"Al Hurwitz gives new meaning to ‘lifetime achievement,'" Carroll said. "Having ‘retired' ... at an age when he could have retreated into his canvases and books, Al took up a new challenge, to rebuild the art education program at the Maryland Institute College of Art. Once there, he launched a new Master of Arts in Teaching program and put MICA back on the art education map," she continued. 

Over 50 years, Hurwitz's career in art education included teaching at all levels, as well as supervisor of art in the Miami-Dade County (Fla.) school system and the Newton (Mass.) Public Schools. During his tenure in Massachusetts, he earned his doctorate in Art Education from the Pennsylvania State University.

A native of Maryland, he had attended children's classes at MICA and later studied art education under Leon Winslow and Margaret Glace. Retiring to the state, he reconnected with the College and was invited by Lazarus to revitalize the art education program. He began by laying the groundwork for the M.A.T. degree and put MICA back on the art education map by sponsoring conferences based on issues at the forefront of the field.

Hurwitz was very active in the international art education scene. He served as president of International Society for Education through Art. He conducted tours for art educators to Russia, Japan, Australia, New Zealand, Fiji, Israel, Egypt, and Turkey, and was the leader of the first tour for art educators to China. He gave keynote addresses and lectures in Korea, Qatar, South Africa, Israel, Egypt, Spain, Brazil and Taiwan.

Hurwitz was a prolific writer, publishing 10 books including Children and Their Art, a fundamental textbook for primary art educators. Hurwitz had re-retired to Martha's Vineyard to paint and write, keeping his work active until shortly before his passing.

Hurwitz received virtually every award in the field of art education. Most recently, he was honored with the inaugural Eisner Lifetime Achievement Award, the NAEA award recognizing individuals who have made notable contributions to the field of visual arts education through a lifetime of work.

The MICA study center for art education is named after Hurwitz. The study center, located in the Fred Lazarus IV Center for Graduate Studies, features a reading library with Hurwitz's collection along with gifts from many of his friends and colleagues.
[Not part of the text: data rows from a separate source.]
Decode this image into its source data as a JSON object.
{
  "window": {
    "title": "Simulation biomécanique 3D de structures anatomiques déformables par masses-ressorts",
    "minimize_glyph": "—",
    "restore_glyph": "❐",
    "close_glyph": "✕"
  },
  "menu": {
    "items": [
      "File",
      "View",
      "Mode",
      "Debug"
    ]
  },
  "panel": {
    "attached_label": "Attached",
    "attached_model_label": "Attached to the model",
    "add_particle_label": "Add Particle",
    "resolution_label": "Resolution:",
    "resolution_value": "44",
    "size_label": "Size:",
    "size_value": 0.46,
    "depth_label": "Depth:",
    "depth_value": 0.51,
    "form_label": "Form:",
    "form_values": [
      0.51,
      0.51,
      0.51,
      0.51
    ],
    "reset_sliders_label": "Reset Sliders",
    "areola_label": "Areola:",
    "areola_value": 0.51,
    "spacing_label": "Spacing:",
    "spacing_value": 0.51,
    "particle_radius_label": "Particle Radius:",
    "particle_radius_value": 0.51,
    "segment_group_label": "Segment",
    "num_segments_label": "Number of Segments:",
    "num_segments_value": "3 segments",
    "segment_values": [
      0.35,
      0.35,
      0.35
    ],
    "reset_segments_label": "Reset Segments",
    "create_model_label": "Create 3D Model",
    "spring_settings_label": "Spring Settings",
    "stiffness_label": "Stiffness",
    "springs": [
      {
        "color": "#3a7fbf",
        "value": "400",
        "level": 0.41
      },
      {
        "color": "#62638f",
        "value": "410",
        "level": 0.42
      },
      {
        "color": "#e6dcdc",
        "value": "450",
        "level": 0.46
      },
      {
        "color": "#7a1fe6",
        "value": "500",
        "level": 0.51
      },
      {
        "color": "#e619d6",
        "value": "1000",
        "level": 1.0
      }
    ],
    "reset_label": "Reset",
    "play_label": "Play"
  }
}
Born in 1920, Hurwitz holds an M.F.A. in Theatre from Yale as well as his credentials in art education. A celebration of his life was held in the late spring of 2012.

Contributions may be made to The Al and Helen Hurwitz Scholarship Fund via our donation page here.